Condos and HOA's

Some owners looking to blame others after Hurricane Irma

Many Southwest Florida condominium and homeowners’ association owners suffered damage to their unit, home, cars or other possessions as a result of Irma’s wrath.

While most understand that hurricanes are considered no-fault “acts of God” that caused their damage, there have been a few who what to try to have someone else cover their costs of repairs by trying to find fault with their governing association or their neighbor.

Because hurricane insurance deductibles are high (usually 2 percent of the home’s value or more), most of the damage owners incurred were under their deductible even though maybe in the thousands of dollars.

Rather than eating the deductible costs like most, some owners have tried to concoct reasons why the association or their neighbor was somehow negligent and should pay for their damage.

We have heard some say that the association or neighbor did not properly trim their trees, properly stake down new planting or properly button down outdoor furnishings before the storm and such items were then blown into their home or unit by the storm.

All an association or a neighbor can do before a storm is act in a reasonable manner to minimize storm damage within the short time frame before it appears the area will be hit by a storm.
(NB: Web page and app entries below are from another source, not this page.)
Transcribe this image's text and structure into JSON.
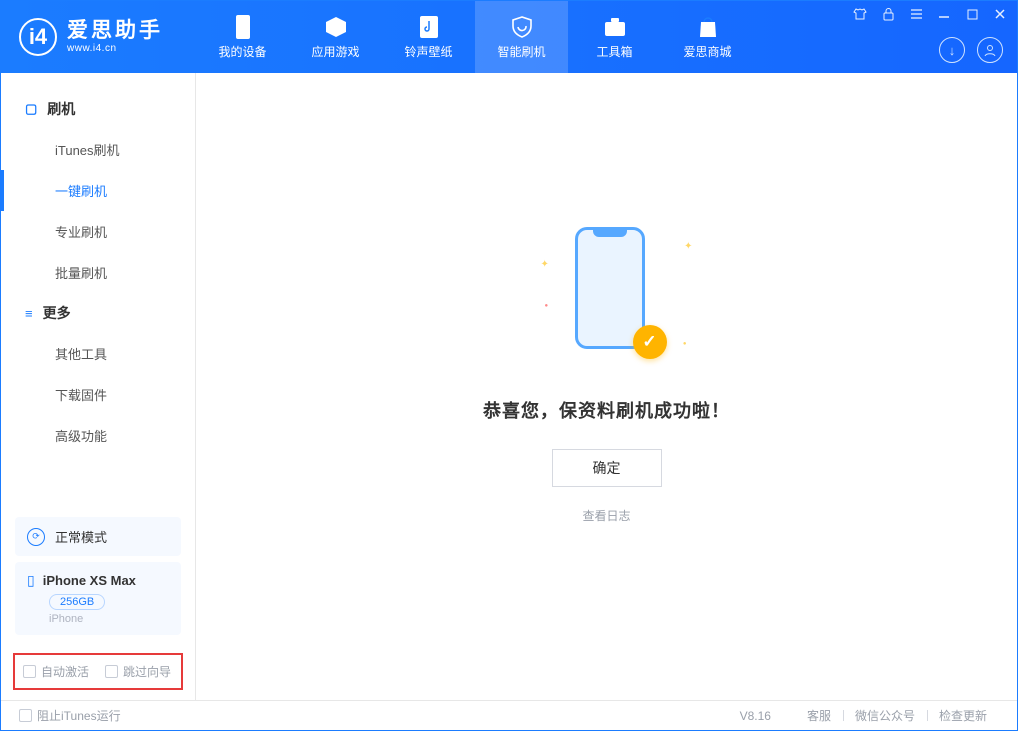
{
  "app": {
    "title": "爱思助手",
    "subtitle": "www.i4.cn"
  },
  "header_tabs": [
    {
      "label": "我的设备"
    },
    {
      "label": "应用游戏"
    },
    {
      "label": "铃声壁纸"
    },
    {
      "label": "智能刷机"
    },
    {
      "label": "工具箱"
    },
    {
      "label": "爱思商城"
    }
  ],
  "sidebar": {
    "group1": {
      "title": "刷机",
      "items": [
        {
          "label": "iTunes刷机"
        },
        {
          "label": "一键刷机"
        },
        {
          "label": "专业刷机"
        },
        {
          "label": "批量刷机"
        }
      ]
    },
    "group2": {
      "title": "更多",
      "items": [
        {
          "label": "其他工具"
        },
        {
          "label": "下载固件"
        },
        {
          "label": "高级功能"
        }
      ]
    }
  },
  "device_mode": {
    "label": "正常模式"
  },
  "device": {
    "name": "iPhone XS Max",
    "storage": "256GB",
    "type": "iPhone"
  },
  "options": {
    "auto_activate": "自动激活",
    "skip_guide": "跳过向导"
  },
  "main": {
    "success_msg": "恭喜您，保资料刷机成功啦！",
    "ok_label": "确定",
    "log_link": "查看日志"
  },
  "footer": {
    "block_itunes": "阻止iTunes运行",
    "version": "V8.16",
    "links": [
      {
        "label": "客服"
      },
      {
        "label": "微信公众号"
      },
      {
        "label": "检查更新"
      }
    ]
  }
}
They can, of course, move pool furniture and other movable objects inside or secure them in another fashion. However, they probably do not have time or manpower to remove awnings or stake down new trees.
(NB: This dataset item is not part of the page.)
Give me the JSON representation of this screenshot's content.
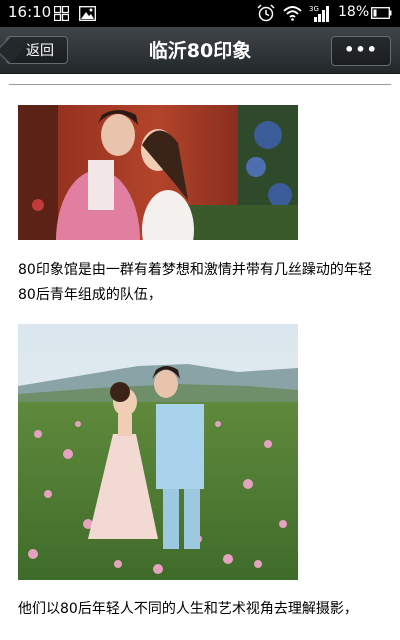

It would be a rare instance to show that an association’s or neighbor’s conduct before a hurricane would rise to the level of being legally negligent.

Also, if an association’s common area tree or your neighbor’s tree falls on your fence, pool cage or home, the association or neighbor is not responsible for your damage or responsible to remove the fallen tree. You are responsible to remove that part of the fallen tree on your property and fix your own fence, pool cage or home.
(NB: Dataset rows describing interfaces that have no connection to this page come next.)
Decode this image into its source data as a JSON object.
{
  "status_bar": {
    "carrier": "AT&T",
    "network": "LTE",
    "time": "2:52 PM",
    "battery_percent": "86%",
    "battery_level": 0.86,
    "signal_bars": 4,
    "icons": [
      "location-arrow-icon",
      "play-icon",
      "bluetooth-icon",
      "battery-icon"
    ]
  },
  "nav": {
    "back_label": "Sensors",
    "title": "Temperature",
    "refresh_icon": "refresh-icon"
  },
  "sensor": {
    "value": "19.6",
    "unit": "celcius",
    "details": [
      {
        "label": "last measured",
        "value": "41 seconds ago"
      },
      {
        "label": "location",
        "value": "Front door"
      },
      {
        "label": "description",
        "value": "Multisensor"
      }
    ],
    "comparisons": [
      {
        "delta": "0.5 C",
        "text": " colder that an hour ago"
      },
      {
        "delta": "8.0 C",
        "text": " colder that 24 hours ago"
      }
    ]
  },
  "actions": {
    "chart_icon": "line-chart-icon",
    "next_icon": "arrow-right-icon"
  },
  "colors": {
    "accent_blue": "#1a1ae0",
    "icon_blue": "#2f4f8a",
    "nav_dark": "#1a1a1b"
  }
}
If an owner puts in a claim with the owner’s first party insurance carrier, if its carrier believes the association or some other party was negligent before or during a hurricane thereby contributing to the owner’s damage, the owner’s insurer will bring the owner along in any action to recover damage allegedly caused by the association or another.

Owners must realize that Mother Nature is unpredictable, and as we all know now during hurricanes, the damage inflicted does not discriminate. One home may have a large tree fall on it, another may lose part of its roof and other may be flooded, while the neighboring home may have only a little pool screen tears or no damage at all.

So it really is the luck of the draw how much one’s property will or will not be damaged in a hurricane and owners need to understand whatever damage they have is almost always the storm’s fault and not any fault of anything or anybody else. So owners need to repair their property and move on and quit trying to find scapegoats.

Rob Samouce, a principal attorney in the Naples law firm of Samouce & Gal, P.A., concentrates his practice in the areas of community associations including condominium, cooperative and homeowners’ associations, real estate transactions, closings and related mortgage law, general business law, estate planning, construction defect litigation and general civil litigation. This column is not based on specific legal advice to anyone and is based on principles subject to change from time to time. Those persons interested in specific legal advice on topics discussed in this column should consult competent legal counsel.